The What Went Well Retrospective is a simple and effective way of organizing your end of sprint retrospective . It’s easy to understand and follow and means exactly what it says. It breaks down the events and actions of the sprint into two parts. Forcing the team to think hard and put everything into a “went well” and “not well” column leaves no room for ambiguity.
What Went Well
All the things that help the team in reaching its goal for the sprint are part of this. It is also an opportunity to give kudos to people in your team who did something you appreciate. Let’s look at some examples:
1.The end of the sprint demo was great. Everything was clearly explained in the given amount of time.
2.The requirements and designs matched perfectly. We didn’t need to go around asking questions
3.We are getting better at running the daily standups. I think we are getting relevant updates without getting sidetracked
4.The release notes for the last sprint were top notch. Some complex updates were described in an easy to understand manner
What Didn’t Go Well
What’s slowing us down and creating hurdles in our work? Things that the team needs to hear about and help solve. Some examples are:
1.Too many disruptions in the sprint for support issues.
2.The QA team is finding too many issues in the tickets that are sent over to them.
3.Need to balance the UX with technical feasibility when creating requirements. Some things that seemed like a small UX change turned out to be massive.
4.We were short staffed for this sprint and it was not accounted for in the sprint planning. As a result a lot of tickets were not completed.
5.This sprint was all about new features. We still have a lot of bugs and support tickets that need to be resolved. They need to be triaged and brought into the sprint. We need to balance the distribution between new and maintenance work.
The “What went well” exercise is only useful if it ends with concrete action items. The team needs to brainstorm and figure out how to solve the issues identified in the “What didn’t go Well” section. All action items should have:
1.Due Dates: When will the action items be completed? If it’s not possible to estimate it in the meeting then the action item should be a research spike with a due date for that instead.
2.Assigned to: Who will be responsible to complete the action item.
You might end up in a scenario where the due date keeps shifting forward and action items keep piling up with each meeting. This is a big red flag. It means that your retrospective isn’t working and you need to shake things up. In this case you will find the following blog useful:
How to Run A Successful Agile Retrospective
More ideas here
A fun way to start sprint retrospectives is by using icebreakers. These questions help the group get used to the idea of interacting with each other. It also fizzles out any tension in the room and makes the atmosphere of the meeting cordial. Some examples of agile sprint retrospective meeting are:

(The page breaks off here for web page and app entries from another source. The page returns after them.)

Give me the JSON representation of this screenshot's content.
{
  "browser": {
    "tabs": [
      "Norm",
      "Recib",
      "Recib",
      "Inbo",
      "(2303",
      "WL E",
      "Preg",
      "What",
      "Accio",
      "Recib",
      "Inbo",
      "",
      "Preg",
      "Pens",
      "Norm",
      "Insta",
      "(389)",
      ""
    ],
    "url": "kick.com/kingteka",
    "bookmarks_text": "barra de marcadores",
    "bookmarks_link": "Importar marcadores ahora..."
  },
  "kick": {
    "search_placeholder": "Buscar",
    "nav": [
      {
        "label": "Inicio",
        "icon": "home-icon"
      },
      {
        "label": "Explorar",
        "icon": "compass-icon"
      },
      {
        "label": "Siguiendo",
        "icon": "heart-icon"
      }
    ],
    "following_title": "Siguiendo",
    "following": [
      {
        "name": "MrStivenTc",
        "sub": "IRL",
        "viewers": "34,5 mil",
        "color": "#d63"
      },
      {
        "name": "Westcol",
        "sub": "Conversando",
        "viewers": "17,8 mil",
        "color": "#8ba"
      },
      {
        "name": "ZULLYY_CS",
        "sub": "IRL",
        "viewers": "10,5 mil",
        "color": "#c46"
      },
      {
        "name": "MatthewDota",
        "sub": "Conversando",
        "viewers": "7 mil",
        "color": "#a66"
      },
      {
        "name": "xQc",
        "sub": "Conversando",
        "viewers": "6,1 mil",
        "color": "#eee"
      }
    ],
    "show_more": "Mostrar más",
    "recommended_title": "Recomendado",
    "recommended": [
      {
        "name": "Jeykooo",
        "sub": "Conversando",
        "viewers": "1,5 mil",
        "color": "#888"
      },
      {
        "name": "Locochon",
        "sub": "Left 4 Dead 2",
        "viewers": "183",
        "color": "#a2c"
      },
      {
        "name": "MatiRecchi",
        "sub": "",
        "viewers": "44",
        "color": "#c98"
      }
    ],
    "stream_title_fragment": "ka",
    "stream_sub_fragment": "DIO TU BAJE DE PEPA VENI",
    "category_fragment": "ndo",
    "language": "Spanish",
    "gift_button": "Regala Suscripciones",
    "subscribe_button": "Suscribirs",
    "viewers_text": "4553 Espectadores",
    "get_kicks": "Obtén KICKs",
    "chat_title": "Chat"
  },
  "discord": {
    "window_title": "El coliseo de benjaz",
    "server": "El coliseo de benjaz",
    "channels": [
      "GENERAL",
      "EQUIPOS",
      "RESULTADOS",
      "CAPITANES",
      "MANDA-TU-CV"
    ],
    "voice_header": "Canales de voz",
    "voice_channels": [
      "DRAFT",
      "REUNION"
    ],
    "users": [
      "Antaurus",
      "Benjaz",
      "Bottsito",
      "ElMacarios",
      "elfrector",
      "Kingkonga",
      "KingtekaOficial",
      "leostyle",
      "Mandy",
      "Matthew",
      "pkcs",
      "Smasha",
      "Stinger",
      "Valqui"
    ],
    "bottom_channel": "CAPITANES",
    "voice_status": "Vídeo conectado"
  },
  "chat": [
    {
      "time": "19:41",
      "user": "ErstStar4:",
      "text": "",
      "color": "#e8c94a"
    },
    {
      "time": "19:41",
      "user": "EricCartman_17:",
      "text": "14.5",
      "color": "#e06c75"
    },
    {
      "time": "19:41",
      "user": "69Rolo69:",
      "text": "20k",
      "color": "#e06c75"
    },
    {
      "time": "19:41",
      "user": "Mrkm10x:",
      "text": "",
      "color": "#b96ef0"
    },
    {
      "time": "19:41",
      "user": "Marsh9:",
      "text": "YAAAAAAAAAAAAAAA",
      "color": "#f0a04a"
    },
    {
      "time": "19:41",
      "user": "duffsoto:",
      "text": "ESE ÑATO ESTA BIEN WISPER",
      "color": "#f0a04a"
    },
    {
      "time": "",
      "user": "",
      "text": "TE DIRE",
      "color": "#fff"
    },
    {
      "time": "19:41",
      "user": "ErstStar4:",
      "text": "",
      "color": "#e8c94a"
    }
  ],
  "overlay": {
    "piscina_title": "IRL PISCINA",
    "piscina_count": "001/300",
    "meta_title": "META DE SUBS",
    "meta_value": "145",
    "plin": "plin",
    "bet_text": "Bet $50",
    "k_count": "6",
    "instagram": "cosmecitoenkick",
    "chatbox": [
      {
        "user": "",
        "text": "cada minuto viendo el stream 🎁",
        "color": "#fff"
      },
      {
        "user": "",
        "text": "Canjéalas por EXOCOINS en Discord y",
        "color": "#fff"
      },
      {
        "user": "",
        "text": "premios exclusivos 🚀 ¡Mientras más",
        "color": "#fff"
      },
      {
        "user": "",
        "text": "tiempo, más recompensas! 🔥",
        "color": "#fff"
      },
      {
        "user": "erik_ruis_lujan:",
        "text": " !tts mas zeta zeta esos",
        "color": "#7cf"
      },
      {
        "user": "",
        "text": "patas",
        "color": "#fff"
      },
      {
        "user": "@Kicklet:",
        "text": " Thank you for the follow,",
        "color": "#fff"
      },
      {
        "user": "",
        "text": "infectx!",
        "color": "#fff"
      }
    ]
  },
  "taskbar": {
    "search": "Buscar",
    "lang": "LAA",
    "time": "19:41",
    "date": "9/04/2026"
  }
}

1.If you had to give a lecture on one thing, what would it be?
2.If you could meet any historical figure, who would you choose and why?
3.What current fact about your life would most impress your five-year-old self?
4.If your home was packed full of golf balls how would you remove them?
Check out our the full repository of over 300 retrospective questions